As to the issue of applicable law to the procedure, Art 33.4 establishes that:
Therefore, a victim of death or personal injury during the course of an international flight (or in the process of embarking or disembarking the same) is entitled to pursue a claim in the Courts of their country of residence or alternatively, the country where the carrier is domiciled. The procedural law of such a country will be applicable to the claim.
Consequently, if a claim is issued in the Courts of England and Wales, English law will be applicable to the procedure. The value of the Claim will also be determined in accordance with English law.
Article 35 of the Montreal Convention establishes as follows:
“1. The right to damages shall be extinguished if an action is not brought within a period of two years, reckoned from the date of arrival at the destination, or from the date on which the aircraft ought to have arrived, or from the date on which the carriage stopped.
It is worth noting that the limitation periods under the Montreal Convention are extremely strict which means that the possibility of an extension is very unlikely to be granted by a judge, if at all.
Liability of carriers for personal injury affecting an international airline passenger is exclusively governed by Article 17 of the Montreal Convention 1999:
“The carrier is liable for damage sustained in case of death or bodily injury of a passenger upon condition only that the accident which caused the death or injury took place on board the aircraft or in the course of any of the operations of embarking or disembarking.”
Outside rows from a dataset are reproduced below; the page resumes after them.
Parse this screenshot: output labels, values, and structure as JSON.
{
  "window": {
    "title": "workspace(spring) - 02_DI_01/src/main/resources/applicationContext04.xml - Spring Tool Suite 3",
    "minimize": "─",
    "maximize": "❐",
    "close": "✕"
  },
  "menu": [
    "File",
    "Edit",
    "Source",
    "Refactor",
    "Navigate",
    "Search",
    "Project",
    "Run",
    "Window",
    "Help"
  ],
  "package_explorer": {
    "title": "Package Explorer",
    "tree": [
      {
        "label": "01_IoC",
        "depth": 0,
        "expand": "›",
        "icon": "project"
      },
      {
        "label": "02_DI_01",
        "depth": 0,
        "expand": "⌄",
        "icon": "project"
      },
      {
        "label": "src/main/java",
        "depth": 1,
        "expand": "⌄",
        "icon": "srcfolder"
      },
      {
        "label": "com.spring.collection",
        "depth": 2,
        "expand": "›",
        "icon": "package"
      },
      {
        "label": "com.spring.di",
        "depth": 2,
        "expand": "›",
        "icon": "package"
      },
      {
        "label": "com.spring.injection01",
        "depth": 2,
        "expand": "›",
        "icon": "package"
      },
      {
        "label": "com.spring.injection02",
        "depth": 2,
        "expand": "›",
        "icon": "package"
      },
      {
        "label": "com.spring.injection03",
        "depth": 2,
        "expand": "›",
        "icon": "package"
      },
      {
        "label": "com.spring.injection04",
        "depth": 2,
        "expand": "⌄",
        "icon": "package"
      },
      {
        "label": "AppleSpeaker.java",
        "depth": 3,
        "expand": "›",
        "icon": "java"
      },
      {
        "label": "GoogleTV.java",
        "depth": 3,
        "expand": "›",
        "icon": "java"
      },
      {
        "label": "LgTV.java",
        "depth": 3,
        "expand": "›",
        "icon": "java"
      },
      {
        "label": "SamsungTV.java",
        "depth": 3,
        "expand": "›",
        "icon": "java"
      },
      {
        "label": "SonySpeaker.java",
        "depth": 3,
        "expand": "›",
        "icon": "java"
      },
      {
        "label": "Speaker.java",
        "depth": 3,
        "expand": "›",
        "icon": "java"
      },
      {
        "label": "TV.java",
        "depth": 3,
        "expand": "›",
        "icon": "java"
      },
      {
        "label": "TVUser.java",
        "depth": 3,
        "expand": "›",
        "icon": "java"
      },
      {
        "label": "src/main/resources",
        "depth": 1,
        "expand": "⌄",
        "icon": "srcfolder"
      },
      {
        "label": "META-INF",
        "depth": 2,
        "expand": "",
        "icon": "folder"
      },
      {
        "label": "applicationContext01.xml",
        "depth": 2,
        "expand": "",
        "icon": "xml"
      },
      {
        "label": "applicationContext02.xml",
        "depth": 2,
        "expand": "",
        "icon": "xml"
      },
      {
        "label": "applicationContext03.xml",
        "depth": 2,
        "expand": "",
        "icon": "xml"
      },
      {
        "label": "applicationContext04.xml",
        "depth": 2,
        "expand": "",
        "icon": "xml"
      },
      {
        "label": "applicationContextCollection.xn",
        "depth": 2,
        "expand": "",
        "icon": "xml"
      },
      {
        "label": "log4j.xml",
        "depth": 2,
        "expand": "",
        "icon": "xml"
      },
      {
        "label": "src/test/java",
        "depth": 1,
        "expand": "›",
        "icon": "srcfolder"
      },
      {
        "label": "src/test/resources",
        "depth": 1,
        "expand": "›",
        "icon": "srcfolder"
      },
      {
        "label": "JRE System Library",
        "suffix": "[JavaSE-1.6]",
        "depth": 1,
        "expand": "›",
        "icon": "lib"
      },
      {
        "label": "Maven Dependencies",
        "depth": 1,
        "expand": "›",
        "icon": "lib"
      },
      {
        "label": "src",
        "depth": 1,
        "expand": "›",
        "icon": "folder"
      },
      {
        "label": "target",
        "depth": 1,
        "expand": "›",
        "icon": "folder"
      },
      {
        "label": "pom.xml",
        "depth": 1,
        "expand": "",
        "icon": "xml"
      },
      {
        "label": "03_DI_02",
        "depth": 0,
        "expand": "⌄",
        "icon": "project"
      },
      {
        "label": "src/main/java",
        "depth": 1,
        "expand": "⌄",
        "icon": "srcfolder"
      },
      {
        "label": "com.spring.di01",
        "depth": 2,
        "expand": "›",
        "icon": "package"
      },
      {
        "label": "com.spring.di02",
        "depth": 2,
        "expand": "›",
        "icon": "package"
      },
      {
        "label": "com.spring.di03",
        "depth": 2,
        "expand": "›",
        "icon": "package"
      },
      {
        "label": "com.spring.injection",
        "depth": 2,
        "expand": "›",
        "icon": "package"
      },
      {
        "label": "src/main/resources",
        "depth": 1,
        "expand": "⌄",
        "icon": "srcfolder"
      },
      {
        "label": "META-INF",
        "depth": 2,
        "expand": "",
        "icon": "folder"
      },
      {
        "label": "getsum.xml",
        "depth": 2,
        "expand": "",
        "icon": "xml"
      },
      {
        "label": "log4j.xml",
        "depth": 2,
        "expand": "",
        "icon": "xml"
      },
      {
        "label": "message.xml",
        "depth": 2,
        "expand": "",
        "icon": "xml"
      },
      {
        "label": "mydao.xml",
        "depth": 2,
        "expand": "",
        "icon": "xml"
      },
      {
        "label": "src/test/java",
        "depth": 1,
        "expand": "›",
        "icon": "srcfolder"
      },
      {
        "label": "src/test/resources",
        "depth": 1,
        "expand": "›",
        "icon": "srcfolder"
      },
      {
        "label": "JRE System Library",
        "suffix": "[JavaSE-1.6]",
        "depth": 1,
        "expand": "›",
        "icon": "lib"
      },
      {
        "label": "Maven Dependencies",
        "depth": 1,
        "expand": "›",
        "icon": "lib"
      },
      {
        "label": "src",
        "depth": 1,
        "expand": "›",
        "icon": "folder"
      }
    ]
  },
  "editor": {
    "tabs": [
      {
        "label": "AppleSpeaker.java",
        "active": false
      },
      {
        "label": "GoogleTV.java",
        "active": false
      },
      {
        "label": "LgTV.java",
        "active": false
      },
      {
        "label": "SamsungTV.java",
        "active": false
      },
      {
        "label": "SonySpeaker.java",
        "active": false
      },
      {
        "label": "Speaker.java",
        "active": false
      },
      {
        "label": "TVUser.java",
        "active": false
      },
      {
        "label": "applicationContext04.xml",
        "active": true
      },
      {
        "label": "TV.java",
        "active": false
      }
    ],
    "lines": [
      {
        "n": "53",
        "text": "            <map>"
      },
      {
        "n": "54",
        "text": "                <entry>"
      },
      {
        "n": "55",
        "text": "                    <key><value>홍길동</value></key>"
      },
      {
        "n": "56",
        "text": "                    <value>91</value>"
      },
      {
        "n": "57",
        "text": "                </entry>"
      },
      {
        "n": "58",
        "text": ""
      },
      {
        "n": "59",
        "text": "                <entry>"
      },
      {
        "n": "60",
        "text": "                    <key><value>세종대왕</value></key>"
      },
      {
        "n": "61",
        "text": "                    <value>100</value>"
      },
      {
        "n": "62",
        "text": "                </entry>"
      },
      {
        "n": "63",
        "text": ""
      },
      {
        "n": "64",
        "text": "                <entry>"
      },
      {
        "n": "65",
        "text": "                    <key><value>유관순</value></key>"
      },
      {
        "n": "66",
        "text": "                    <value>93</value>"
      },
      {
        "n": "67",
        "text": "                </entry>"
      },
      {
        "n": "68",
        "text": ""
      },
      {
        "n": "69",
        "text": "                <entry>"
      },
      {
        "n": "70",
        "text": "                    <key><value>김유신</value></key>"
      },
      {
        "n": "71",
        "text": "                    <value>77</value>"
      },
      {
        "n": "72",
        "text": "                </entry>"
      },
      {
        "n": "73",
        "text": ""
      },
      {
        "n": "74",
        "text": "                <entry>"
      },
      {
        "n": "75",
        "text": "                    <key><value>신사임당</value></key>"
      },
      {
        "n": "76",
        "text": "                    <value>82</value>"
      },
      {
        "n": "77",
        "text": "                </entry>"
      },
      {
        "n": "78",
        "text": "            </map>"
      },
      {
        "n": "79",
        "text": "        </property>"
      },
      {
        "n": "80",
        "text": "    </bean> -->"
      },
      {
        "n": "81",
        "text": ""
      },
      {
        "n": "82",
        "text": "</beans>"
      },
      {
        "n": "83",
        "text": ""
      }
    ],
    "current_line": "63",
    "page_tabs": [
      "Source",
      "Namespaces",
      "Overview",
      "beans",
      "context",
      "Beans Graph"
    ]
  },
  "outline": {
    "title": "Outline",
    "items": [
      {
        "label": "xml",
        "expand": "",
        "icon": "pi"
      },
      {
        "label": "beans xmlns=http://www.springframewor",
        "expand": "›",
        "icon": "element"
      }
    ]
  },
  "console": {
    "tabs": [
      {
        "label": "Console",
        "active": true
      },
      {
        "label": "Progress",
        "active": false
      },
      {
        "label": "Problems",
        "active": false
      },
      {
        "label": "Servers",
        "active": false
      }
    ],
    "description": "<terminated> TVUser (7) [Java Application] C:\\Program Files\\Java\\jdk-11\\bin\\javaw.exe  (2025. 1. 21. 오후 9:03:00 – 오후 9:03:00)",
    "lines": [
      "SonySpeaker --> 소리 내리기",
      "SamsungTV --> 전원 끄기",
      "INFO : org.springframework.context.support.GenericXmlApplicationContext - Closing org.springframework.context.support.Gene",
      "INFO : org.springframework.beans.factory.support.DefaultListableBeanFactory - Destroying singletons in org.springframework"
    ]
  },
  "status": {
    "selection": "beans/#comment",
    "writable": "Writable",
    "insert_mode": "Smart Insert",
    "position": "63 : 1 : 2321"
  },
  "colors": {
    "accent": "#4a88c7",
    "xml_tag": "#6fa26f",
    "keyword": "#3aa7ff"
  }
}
The necessary ingredients to establish liability are therefore:
(1) (death or) a bodily injury,
(2) caused by an accident,
(3) taking place on board or during embarkation or disembarkation.
However, in addition to the above, Article 17 of the Montreal Convention requires that a Claimant establishes that his/her injuries were caused by an “accident”.
In the case of Air France v Saks, the US Supreme Court decided the meaning of the same test in the Warsaw Convention in the following terms:
“We conclude that liability under Article 17 of the Warsaw Convention arises only if a passenger’s injury is caused by an unexpected or unusual event or happening that is external to the passenger… But when the injury indisputably results from the passenger’s own internal reaction to the usual, normal and expected operation of the aircraft, it has not been caused by the accident, and Article 17….. cannot apply.”
It was also determined that there can be no accident ‘when an injury indisputably results from the passenger’s own internal reaction to the usual, normal and expected operation of the aircraft’.
Notably, Article 17 does not require negligence on the part of the Defendant, however, conversely, even clear causative negligence on the part of the carrier will not entitle the passenger to a remedy if the Article 17 conditions cannot be satisfied.
Therefore, the key on every case will be to determine whether or not, a Claimant’s accident can be considered as an “accident” within the meaning of Article 17.1, which is not always a straight forward issue.